Working from the listing below, pick each line containing the word "Items" and copy it.

------ Material for this task

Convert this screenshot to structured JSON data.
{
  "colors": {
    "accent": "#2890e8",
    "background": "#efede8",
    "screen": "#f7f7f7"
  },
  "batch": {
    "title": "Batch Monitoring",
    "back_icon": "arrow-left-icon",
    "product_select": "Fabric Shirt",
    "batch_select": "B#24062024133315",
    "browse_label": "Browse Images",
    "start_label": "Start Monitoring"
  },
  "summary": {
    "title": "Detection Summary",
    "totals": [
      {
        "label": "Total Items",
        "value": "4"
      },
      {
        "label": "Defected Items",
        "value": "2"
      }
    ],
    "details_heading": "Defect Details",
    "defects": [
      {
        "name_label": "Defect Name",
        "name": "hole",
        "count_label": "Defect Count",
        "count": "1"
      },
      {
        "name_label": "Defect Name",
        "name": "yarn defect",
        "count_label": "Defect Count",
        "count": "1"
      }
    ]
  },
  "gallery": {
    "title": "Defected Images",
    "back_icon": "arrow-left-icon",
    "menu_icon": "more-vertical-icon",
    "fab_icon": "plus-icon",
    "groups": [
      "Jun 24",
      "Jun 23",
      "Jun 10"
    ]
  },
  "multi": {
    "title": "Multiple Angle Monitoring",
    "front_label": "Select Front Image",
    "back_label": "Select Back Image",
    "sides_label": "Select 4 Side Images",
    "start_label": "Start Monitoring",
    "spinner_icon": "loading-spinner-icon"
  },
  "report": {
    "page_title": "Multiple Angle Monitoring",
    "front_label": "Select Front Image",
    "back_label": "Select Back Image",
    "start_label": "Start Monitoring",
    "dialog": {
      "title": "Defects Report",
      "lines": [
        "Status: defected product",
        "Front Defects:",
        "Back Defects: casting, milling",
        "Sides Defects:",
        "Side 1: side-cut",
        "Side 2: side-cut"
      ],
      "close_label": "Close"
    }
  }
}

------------

▶ [Response below]:
        "label": "Total Items",
        "label": "Defected Items",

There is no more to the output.